They also questioned how the Bill would impact the way the UK will be perceived: “It raises questions that go far beyond the impact on Ireland, the peace process and negotiations for a trade deal – crucial though they are. It questions the very integrity of our nation.

“As the world looks on aghast at the UK – the word of which was once accepted as inviolable – this Government’s action is shaming itself and embarrassing our nation.”

“We have become so inured to the unending Brexit saga of misinformation and misdirection that the hollow claims, empty promises and emptier threats have lost their power to shock.”

Tony Blair at the World Economic Forum in Davos, Switzerland – Attribution-NonCommercial-ShareAlike 2.0 Generic (CC BY-NC-SA 2.0) Copyright by World Economic Forum swiss-image.ch/Photo by Monika Flueckiger
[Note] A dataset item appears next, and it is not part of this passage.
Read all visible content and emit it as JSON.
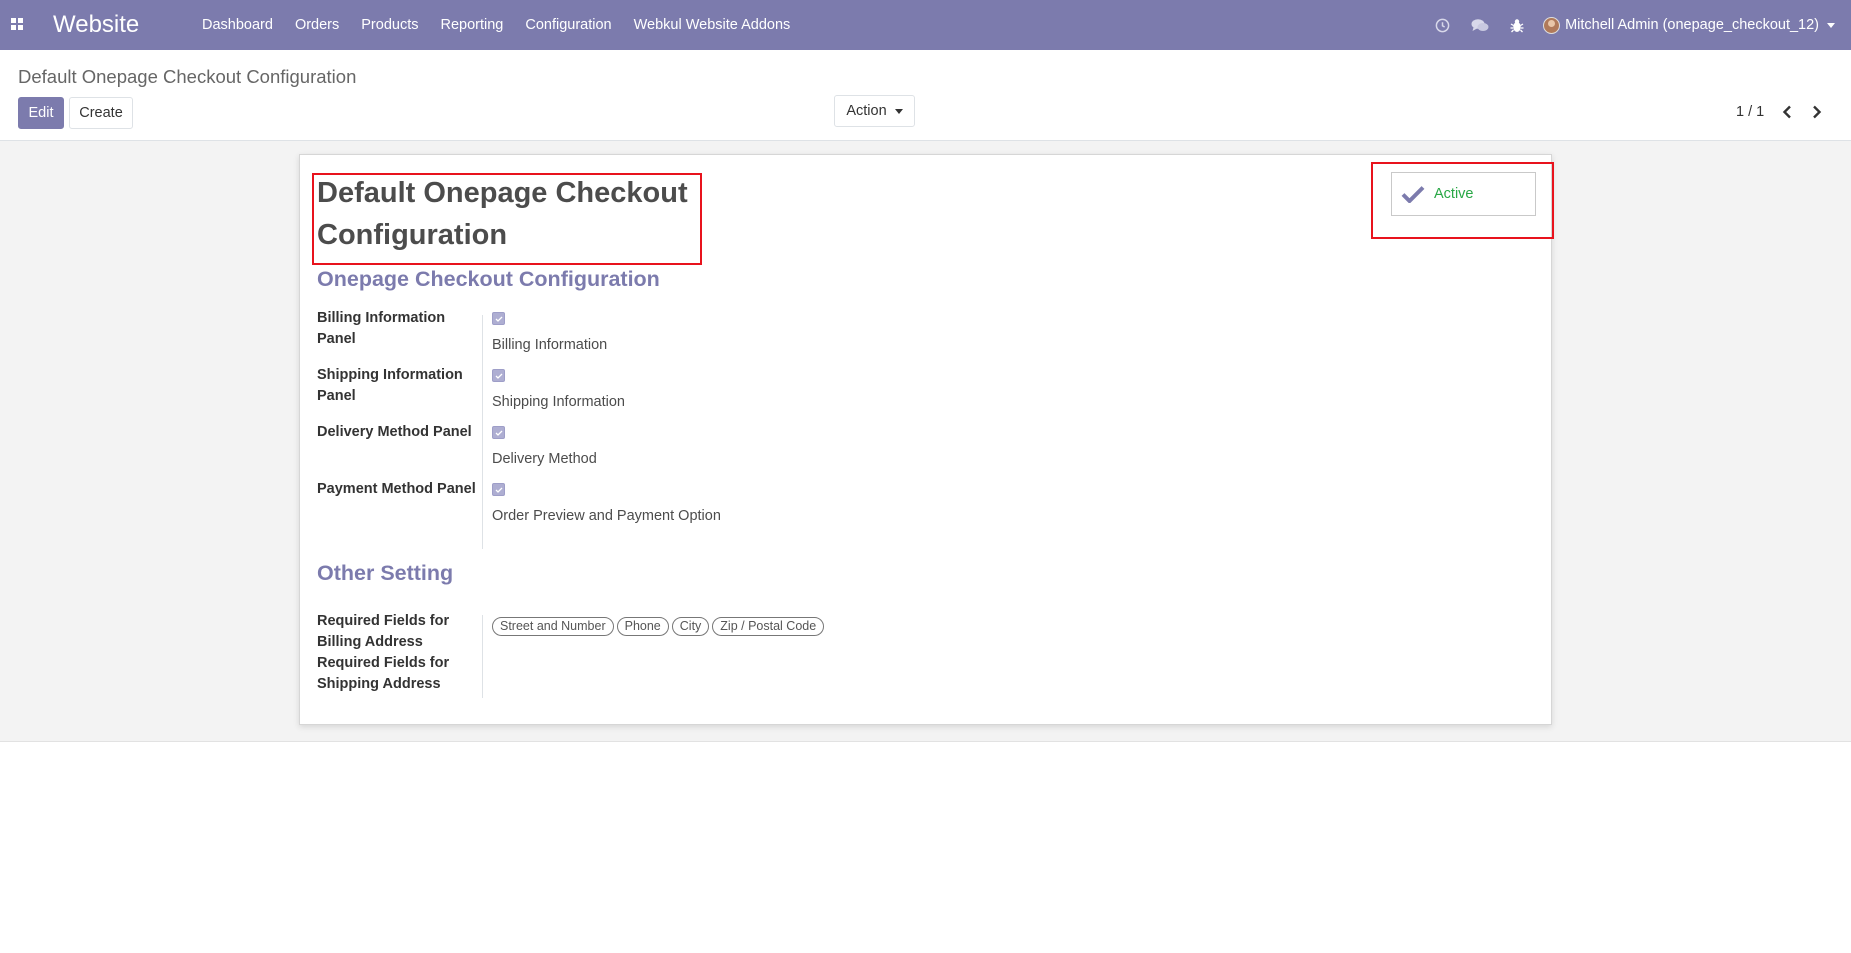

“Yet what is being proposed now is shocking. How can it be compatible with the codes of conduct that bind Ministers, law officers and civil servants deliberately to break treaty obligations?

“As we negotiate new trade treaties, how do we salvage credibility as “Global Britain” if we so blatantly disregard our commitments the moment we sign them?”

Major and Blair then expressed concern over the Bill’s impact on the Good Friday Agreement: “The Government seeks to do so by the extraordinary pretence that breaking international law is necessary to ‘save the Good Friday agreement’, which has given us peace in Northern Ireland for more than two decades and utterly changed the relationship between the UK and its nearest neighbour, the Republic of Ireland.

“We disagree. The Government’s action does not protect the Good Friday Agreement – it imperils it.”

The Bill has since been passed with 340 votes to 263 shortly after 10:30pm on Monday night. 30 Conservative MPs abstained.